§ TO DO
Only a number is wanted here. Tally the lines of the data that contain "Paul".

Source data

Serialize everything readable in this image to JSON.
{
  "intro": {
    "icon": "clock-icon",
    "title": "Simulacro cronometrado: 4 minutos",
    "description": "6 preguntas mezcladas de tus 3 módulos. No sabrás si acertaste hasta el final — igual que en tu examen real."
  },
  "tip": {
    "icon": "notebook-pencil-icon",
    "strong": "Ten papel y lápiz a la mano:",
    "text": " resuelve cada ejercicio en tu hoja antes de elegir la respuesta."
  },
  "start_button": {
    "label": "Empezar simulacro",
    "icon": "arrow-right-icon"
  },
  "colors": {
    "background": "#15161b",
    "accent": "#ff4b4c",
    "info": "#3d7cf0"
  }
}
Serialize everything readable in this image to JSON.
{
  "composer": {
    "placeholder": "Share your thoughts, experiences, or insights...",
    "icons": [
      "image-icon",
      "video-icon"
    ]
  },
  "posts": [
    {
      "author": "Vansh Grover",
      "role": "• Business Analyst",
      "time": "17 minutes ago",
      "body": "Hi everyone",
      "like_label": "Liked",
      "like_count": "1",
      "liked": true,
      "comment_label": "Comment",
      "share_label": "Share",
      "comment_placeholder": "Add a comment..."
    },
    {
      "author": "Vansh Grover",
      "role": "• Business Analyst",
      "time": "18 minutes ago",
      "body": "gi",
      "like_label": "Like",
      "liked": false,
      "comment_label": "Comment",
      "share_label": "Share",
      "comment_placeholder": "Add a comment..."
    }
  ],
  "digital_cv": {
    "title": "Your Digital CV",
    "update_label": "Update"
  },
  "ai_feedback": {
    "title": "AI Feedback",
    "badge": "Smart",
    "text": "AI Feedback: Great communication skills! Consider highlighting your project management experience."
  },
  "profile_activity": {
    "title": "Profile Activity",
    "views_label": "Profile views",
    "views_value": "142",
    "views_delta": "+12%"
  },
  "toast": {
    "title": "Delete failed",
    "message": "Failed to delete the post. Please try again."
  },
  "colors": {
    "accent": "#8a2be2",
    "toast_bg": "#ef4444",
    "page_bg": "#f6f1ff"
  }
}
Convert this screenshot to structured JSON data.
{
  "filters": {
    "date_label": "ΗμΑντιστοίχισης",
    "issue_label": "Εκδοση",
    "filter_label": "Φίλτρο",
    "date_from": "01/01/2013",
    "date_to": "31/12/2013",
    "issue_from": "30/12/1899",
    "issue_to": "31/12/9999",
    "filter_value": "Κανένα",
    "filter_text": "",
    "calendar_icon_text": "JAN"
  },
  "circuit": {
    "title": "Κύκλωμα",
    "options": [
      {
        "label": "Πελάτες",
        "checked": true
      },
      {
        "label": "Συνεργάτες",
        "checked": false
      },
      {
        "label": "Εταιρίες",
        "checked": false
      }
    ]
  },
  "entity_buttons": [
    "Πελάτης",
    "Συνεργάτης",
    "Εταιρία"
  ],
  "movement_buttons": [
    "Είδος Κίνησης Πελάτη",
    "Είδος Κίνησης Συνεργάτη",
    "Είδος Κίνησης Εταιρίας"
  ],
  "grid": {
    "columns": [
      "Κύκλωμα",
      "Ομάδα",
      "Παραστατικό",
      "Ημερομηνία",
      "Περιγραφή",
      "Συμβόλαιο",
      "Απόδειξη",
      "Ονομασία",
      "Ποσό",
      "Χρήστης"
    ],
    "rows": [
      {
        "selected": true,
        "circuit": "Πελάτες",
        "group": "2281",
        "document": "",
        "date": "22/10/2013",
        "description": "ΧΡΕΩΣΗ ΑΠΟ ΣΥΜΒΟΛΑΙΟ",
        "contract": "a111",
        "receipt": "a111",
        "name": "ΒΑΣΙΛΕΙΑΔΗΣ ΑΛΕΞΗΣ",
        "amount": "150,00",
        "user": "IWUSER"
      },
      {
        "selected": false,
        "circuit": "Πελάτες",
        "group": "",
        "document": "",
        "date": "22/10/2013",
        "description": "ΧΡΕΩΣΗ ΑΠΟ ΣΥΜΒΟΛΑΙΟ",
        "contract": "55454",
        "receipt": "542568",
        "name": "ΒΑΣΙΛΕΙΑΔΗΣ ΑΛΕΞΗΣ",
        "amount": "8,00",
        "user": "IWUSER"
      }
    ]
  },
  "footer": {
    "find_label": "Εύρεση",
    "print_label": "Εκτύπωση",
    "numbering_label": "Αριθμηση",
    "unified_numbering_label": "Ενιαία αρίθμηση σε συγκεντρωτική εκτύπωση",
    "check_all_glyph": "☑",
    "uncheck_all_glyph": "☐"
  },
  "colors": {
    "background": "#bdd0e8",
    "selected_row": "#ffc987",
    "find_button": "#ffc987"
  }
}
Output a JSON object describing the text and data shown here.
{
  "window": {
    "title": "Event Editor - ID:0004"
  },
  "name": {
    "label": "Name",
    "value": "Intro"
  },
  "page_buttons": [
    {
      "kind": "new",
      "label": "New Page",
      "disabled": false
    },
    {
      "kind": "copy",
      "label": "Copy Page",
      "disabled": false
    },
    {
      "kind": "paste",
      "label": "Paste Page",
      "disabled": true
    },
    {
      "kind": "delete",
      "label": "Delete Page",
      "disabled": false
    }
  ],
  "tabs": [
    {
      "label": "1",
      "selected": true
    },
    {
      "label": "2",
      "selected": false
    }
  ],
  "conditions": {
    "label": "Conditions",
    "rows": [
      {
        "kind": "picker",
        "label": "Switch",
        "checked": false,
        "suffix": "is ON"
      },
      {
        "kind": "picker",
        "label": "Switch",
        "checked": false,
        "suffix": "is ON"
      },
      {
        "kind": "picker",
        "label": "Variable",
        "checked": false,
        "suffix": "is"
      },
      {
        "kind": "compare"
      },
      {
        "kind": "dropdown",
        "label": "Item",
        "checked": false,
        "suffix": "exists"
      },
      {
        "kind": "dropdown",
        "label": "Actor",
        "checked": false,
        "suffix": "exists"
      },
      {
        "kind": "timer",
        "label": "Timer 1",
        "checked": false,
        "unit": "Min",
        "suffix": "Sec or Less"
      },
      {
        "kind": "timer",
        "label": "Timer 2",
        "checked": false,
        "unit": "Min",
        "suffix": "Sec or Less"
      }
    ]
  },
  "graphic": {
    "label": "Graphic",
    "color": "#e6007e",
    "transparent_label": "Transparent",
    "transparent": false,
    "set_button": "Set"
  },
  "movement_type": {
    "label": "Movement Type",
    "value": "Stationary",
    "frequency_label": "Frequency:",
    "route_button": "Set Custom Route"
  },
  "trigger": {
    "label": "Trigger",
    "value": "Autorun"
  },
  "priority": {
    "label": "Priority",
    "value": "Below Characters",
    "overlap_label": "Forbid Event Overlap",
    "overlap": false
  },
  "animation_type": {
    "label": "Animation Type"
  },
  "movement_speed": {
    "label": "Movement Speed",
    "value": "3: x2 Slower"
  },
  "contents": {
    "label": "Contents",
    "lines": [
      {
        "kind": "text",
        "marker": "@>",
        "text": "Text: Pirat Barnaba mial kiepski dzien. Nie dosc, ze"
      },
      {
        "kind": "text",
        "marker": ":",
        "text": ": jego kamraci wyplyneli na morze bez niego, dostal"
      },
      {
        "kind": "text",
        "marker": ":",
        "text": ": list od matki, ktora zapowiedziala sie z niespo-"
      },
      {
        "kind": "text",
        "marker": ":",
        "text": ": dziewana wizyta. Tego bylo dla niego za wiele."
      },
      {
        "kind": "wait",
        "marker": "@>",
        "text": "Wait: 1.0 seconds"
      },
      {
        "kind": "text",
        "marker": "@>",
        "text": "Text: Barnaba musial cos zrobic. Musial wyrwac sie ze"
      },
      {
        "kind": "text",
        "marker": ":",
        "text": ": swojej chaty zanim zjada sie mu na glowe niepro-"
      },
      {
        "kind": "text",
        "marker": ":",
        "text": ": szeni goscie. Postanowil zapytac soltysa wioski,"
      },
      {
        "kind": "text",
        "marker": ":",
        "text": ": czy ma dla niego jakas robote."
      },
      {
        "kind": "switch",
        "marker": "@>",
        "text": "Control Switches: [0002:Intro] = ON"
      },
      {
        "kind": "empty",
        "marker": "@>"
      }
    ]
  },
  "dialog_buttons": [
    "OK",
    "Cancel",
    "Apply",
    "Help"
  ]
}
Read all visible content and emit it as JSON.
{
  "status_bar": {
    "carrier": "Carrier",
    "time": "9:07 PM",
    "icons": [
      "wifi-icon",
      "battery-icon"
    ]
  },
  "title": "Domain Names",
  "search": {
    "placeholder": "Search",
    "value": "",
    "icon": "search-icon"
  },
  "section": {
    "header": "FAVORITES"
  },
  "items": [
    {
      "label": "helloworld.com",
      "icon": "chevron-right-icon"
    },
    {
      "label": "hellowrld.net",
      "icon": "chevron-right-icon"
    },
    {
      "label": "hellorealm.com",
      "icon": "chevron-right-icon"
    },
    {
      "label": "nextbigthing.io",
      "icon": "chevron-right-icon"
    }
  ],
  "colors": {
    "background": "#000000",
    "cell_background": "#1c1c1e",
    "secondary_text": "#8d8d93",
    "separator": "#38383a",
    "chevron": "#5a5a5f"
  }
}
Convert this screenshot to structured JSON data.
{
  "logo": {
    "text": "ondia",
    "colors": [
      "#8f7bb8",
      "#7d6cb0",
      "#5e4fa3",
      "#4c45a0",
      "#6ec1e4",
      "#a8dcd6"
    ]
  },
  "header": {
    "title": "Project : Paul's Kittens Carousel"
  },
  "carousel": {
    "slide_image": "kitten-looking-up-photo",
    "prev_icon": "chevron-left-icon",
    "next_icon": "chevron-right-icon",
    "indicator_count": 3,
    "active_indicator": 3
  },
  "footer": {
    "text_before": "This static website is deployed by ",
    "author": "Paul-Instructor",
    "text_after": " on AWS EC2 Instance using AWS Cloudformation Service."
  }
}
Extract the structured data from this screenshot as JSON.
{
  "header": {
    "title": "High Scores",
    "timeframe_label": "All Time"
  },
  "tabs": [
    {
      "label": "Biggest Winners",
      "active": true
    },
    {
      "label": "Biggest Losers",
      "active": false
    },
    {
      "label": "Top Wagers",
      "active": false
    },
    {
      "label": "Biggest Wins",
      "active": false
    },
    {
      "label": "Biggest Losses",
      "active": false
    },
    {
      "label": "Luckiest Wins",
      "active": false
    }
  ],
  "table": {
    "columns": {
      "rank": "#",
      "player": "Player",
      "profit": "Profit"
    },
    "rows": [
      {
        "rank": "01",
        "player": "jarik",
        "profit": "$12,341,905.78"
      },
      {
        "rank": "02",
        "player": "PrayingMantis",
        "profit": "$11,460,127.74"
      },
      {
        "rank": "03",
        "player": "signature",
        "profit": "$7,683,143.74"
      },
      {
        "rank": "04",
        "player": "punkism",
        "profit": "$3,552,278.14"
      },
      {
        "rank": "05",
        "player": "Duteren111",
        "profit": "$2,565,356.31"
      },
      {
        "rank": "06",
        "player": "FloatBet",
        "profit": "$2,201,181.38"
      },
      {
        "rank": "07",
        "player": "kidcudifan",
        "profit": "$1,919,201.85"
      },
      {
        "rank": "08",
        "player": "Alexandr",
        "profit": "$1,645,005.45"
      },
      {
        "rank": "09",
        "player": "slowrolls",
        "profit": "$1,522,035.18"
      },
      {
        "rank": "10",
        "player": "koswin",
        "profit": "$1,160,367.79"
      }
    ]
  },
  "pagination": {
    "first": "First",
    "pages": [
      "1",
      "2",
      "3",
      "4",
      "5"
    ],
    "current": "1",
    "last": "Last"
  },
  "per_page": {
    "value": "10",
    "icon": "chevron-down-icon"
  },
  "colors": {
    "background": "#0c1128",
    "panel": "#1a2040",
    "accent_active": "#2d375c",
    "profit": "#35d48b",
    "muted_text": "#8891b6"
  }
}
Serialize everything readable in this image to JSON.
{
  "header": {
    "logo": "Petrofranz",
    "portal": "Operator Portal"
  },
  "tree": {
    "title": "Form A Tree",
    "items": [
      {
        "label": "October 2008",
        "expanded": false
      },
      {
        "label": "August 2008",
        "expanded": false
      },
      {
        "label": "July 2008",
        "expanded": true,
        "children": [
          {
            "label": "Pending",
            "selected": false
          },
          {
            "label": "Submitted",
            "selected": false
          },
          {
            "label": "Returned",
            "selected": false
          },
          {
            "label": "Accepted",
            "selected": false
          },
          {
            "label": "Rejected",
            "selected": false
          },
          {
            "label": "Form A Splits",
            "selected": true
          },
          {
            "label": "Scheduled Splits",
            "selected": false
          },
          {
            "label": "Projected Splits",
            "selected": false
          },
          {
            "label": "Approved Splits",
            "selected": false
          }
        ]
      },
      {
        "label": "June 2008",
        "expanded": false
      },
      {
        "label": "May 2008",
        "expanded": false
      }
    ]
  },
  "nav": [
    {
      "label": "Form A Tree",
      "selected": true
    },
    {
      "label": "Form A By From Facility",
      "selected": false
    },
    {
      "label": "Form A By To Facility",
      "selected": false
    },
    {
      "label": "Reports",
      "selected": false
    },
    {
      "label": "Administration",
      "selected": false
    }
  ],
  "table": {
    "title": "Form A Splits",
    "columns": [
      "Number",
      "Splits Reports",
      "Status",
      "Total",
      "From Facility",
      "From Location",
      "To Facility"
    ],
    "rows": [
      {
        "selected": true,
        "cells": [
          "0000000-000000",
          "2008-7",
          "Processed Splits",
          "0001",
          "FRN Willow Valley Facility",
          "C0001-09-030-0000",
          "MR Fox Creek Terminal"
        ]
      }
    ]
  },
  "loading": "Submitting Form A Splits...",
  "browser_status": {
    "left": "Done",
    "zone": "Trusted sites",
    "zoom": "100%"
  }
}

§ RESPONSE TO THE EXERCISE
2